[MATERIAL FOR THE TASK]
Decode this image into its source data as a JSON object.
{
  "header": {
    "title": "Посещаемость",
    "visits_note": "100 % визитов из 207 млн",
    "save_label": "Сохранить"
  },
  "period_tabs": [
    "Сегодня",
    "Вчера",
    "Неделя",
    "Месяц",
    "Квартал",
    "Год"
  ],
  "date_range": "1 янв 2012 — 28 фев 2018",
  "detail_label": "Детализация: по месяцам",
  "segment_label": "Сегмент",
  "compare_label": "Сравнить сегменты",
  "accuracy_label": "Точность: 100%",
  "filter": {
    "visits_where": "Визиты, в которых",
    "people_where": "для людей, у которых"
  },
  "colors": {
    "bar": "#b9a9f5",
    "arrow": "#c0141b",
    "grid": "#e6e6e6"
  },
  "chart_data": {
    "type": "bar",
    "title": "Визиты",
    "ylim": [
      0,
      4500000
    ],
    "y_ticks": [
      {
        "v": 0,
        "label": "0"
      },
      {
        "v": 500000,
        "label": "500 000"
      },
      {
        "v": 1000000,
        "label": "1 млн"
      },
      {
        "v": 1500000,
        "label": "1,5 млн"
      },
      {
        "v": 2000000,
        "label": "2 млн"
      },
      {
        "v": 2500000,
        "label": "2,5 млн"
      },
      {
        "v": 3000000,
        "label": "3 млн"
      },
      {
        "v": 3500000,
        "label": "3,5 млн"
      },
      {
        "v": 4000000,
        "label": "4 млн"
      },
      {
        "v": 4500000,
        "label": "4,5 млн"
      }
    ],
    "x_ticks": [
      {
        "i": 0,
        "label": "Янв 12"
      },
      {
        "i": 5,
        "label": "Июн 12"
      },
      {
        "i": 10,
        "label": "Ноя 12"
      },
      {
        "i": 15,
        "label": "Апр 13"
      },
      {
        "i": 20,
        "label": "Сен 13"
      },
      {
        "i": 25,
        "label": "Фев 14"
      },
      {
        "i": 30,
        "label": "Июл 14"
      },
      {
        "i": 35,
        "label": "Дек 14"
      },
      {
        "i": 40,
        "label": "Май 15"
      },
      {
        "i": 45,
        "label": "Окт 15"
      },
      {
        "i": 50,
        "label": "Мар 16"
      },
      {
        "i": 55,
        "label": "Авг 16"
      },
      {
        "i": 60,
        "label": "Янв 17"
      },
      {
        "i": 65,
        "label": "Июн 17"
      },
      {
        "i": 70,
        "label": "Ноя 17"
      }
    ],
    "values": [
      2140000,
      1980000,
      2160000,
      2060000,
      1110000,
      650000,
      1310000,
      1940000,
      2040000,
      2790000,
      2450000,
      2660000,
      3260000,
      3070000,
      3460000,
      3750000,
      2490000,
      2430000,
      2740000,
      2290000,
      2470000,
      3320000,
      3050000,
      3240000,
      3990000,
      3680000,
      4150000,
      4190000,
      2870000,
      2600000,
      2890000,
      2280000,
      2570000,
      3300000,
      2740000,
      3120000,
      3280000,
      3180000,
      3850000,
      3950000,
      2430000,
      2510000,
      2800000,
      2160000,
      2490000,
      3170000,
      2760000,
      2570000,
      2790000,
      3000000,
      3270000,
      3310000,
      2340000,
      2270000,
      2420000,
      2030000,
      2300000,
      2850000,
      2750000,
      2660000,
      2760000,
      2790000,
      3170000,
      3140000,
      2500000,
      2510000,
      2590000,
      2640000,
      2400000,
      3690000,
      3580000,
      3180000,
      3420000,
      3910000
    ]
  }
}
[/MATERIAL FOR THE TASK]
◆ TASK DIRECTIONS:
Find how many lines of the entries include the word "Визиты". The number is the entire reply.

◆ TASK OUTPUT:
2